A better option is to hire a private car – useful for when you’re out long past the hours when public transportation is available. Download the Grab app or the Ryde app to book one. Price changes according to time and distance.
Where to eat
Along with France and Italy, Singapore is another destination for food lovers. Whether you’re craving exotic cuisine or an authentic local meal, you can find it all here. On a budget? Drop into food halls and hawker street stalls, bustling with people and serving everything from tangy appetizers to spicy dishes, delectable desserts and everything in between, promises Travel Triangle.
Nomadic Matt suggests heading to the stalls on Smith Street particularly, as they offer food for less than S$6 and are a great place to munch on local snacks. If you’ve got a particular hankering for Chinese or Asian, you’re in luck – you can usually find it for about S$8 to S$9 per meal. He also recommends Singaporean seafood. Dining at casual restaurants will cost you around S$20. Going grocery shopping? Expect a week worth of groceries including pasta, vegetables, chicken and other basics to run you about S$75.
Tip: The Singapore Sling – the quintessential ‘Singaporean drink’ was invented here and is a must-try during your trip! Head to the iconic Raffles Hotel to savour this pretty cherry-pink cocktail. – The Culture Trip
What to do
Take a walk along Marina Bay Waterfront Promenade
Similar to San Francisco, New York and other world-class destinations, Singapore’s unforgettable waterfront offers awe-inspiring views and a way to cool off for free. The promenade’s mist will give you much-needed relief from the blazing heat, you can take a breather in breeze shelters equipped with motion sensor fans, and of course, pause to take in an incredible panorama of glitzy skyscrapers and architectural buildings. This is also a fantastic way to get a close-up view of the bay and see free outdoor performances, says TheBestSingapore.com.
Shop ’til you drop on Orchard Road
Singapore is another fashion mecca, and you’ll want to hit Orchard Road if you’re looking to shop while you’re in the country. With 22 markets and 6 commercial centres in the district, there are some excellent malls you shouldn’t miss that sell everything from affordable bargains to luxury brands. If you’re looking to snag some deals, head to 313 @ Somerset Mall, which holds international fashion stores and countless eateries. Known for its young, lively atmosphere and affordable options, 313 @ Somerset also often features live events such as fashion shows, live music and more. For more ideas, see Living Nomads’ 10 best Orchard Road Singapore shopping malls you should not miss .
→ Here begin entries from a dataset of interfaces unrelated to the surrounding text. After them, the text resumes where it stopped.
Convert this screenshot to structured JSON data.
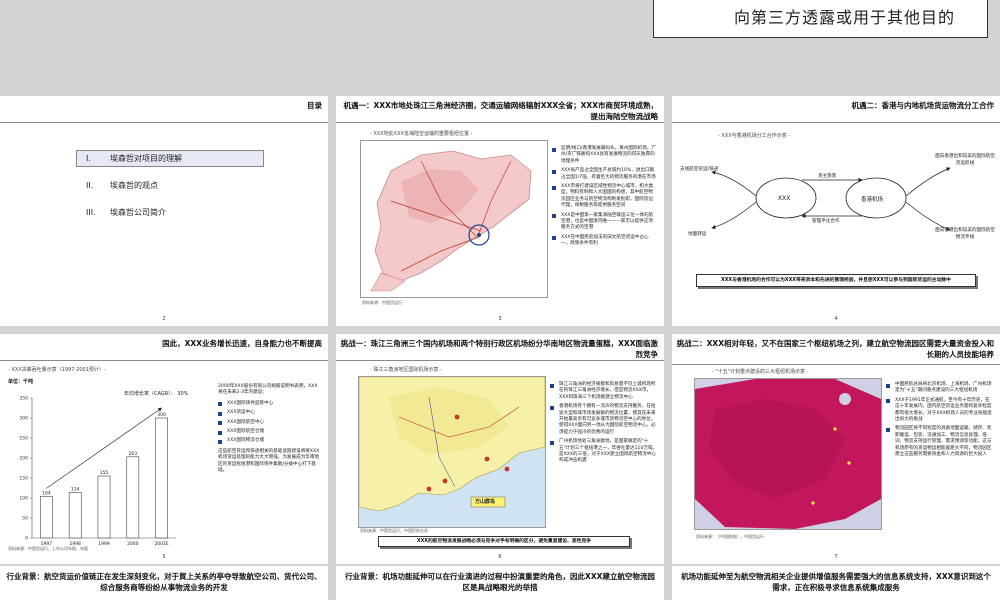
{
  "banner": "向第三方透露或用于其他目的",
  "slides": {
    "s1": {
      "header": "目录",
      "items": [
        {
          "num": "I.",
          "label": "埃森哲对项目的理解"
        },
        {
          "num": "II.",
          "label": "埃森哲的观点"
        },
        {
          "num": "III.",
          "label": "埃森哲公司简介"
        }
      ],
      "page": "2"
    },
    "s2": {
      "header": "机遇一：XXX市地处珠江三角洲经济圈，交通运输网络辐射XXX全省；XXX市商贸环境成熟，提出海陆空物流战略",
      "map_caption": "- XXX地处XXX省海陆空运输的重要枢纽位置 -",
      "bullets": [
        "监明/栈口/香港发展箱码头，黄州国际机场，广州/京广铁路和XXX具有发展物流的得天独厚的地理条件",
        "XXX省产品占全国生产总值约10%，进出口额占全国1/7强，有着巨大的物流服务的潜在市场",
        "XXX市将打建设区域性物流中心城市，构大类型，物料有制和入大国国的构想，其中航空物流园区业务与航空物流构制发批职，国际贸边代理，保税服务等提供服务空间",
        "XXX是中国第一家集海陆空联运三位一体的航空港，也是中国境内唯一——家可以提供这项服务方式的空港",
        "XXX在中国民航加法的旧文航空货运中占心一，政策条件有利"
      ],
      "source": "资料来源：中国货运行",
      "page": "3"
    },
    "s3": {
      "header": "机遇二：香港与内地机场货运物流分工合作",
      "caption": "- XXX与香港机场分工合作示意 -",
      "node_left": "XXX",
      "node_right": "香港机场",
      "arrow_top": "货主旅客",
      "arrow_bottom": "管理平化合作",
      "left_top": "支线航空货运/快递",
      "left_bottom": "地面转运",
      "right_top": "面向香港出和较美的国际航空货运航线",
      "right_bottom": "面向香港出和较美的国际航空物流专线",
      "footer_box": "XXX与香港机场的合作可以为XXX带来资本和先进的管理经验，并且使XXX可以参与到国际货运的主动脉中",
      "page": "4"
    },
    "s4": {
      "header": "国此，XXX业务增长迅速，自身能力也不断提高",
      "chart_caption": "- XXX货邮吞吐量示意（1997-2001预计）-",
      "unit": "单位：千吨",
      "cagr_label": "年均增长率（CAGR）：",
      "cagr_value": "30%",
      "intro": "2000年XXX股份有限公司规股说明书表明，XXX将在未来2-3年内建设：",
      "list": [
        "XXX国际快件监管中心",
        "XXX货运中心",
        "XXX国际航空中心",
        "XXX国际航空仓储",
        "XXX国际物流仓储"
      ],
      "summary": "这些航空货运和快递相关的基础设施建设将将XXX机场货运处理的能力大大增强，为发展成为华南地区的货运枢纽港和国际快件集散/分拨中心打下基础。",
      "source": "资料来源：中国货运行、上市公司年报、年报",
      "page": "5"
    },
    "s5": {
      "header": "挑战一：珠江三角洲三个国内机场和两个特别行政区机场纷分华南地区物流量蛋糕，XXX面临激烈竞争",
      "map_caption": "- 珠江三角洲地区国际机场示意 -",
      "map_label": "万山群岛",
      "bullets": [
        "珠江三角洲的经济规模和贸易量不仅上城机场所在的珠江三角洲经济增长，但是物流XXX市，XXX和珠海三个机场能建立物流中心",
        "香港机场有个拥有一流声的物流支持服务，在短途大型和域市场发展额的物流位置，使其在未来开始最高亲有可竞争城市货物流空中心的地位，使得XXX面向另一地从为国际航空物流中心，必须提力于强冷的优秀的运行",
        "广州机场地处三角洲腹地，是国家确定的\"十五\"计划三个枢纽港之一，年吞吐量达110万吨，是XXX的三倍，对于XXX建立国际航空物流中心构成冲击机遇"
      ],
      "footer_box": "XXX的航空物流发展战略必须与竞争对手有明确的区分，避免重复建设、恶性竞争",
      "source": "资料来源：中国货运行，中国民航业务",
      "page": "6"
    },
    "s6": {
      "header": "挑战二：XXX相对年轻，又不在国家三个枢纽机场之列，建立航空物流园区需要大量资金投入和长期的人员技能培养",
      "map_caption": "- \"十五\"计划重点建设的三大枢纽机场示意 -",
      "bullets": [
        "中国民航总局将北京机场、上海机场、广州机场定为\"十五\"期间重点建设的三大枢纽机场",
        "XXX于1991年正式通航，至今有十年历史，在这十年发展内，国内航空货运业务量和复杂程度都有很大增长，对于XXX机场人员的专业技能提出很大的挑战",
        "物流园区将不同程度的具备地面运输、储存、装卸搬运、包装、流通加工、物流信息处理、培训、物流支持运行管理、需求预测等功能。这与机场原有的货运物运相能差距大不同，物流园区建立这些服务需要资金和人力资源的巨大投入"
      ],
      "source": "资料来源：《中国航线》，中国货运行",
      "page": "7"
    },
    "b1": "行业背景：航空货运价值链正在发生深刻变化，对于貿上关系的亭夺导致航空公司、货代公司、综合服务商等纷纷从事物流业务的开发",
    "b2": "行业背景：机场功能延伸可以在行业演进的过程中扮演重要的角色，因此XXX建立航空物流园区是具战略眼光的举措",
    "b3": "机场功能延伸至为航空物流相关企业提供增值服务需要强大的信息系统支持，XXX意识到这个需求，正在积极寻求信息系统集成服务"
  },
  "chart_data": {
    "type": "bar",
    "title": "XXX货邮吞吐量示意（1997-2001预计）",
    "ylabel": "单位：千吨",
    "categories": [
      "1997",
      "1998",
      "1999",
      "2000",
      "2001E"
    ],
    "values": [
      104,
      114,
      155,
      203,
      300
    ],
    "ylim": [
      0,
      350
    ],
    "yticks": [
      0,
      50,
      100,
      150,
      200,
      250,
      300,
      350
    ],
    "grid": false,
    "annotation": "年均增长率（CAGR）：30%"
  }
}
Look to the stars
Looking for a unique date night idea or some quality time with your brood? Slow down and bask in the wonder of an evening spent stargazing at Science Centre Singapore, which offers free stargazing every Friday (weather permitting) between January and November from 7:45 p.m. to 10 p.m.. There’s limited space, so you’ll want to arrive by 7:30 to claim your spot, advises Nomadic Matt, who wrote a great list of 18 free and cheap things to do in Singapore. Check the Science Centre’s website for most up-to-date details.
Don’t forget to tell us about your experience! Have you ever traveled to Singapore, or are you planning to book a trip? What are your best tips when it comes to saving for vacations? We’d love to hear what you’ve planned, or any tips we’ve missed. Share your story in the comments and tell us what destinations are on your wish list. Our team love saving for holidays and we hope to inspire our members with exciting suggestions to spend your Caddle money.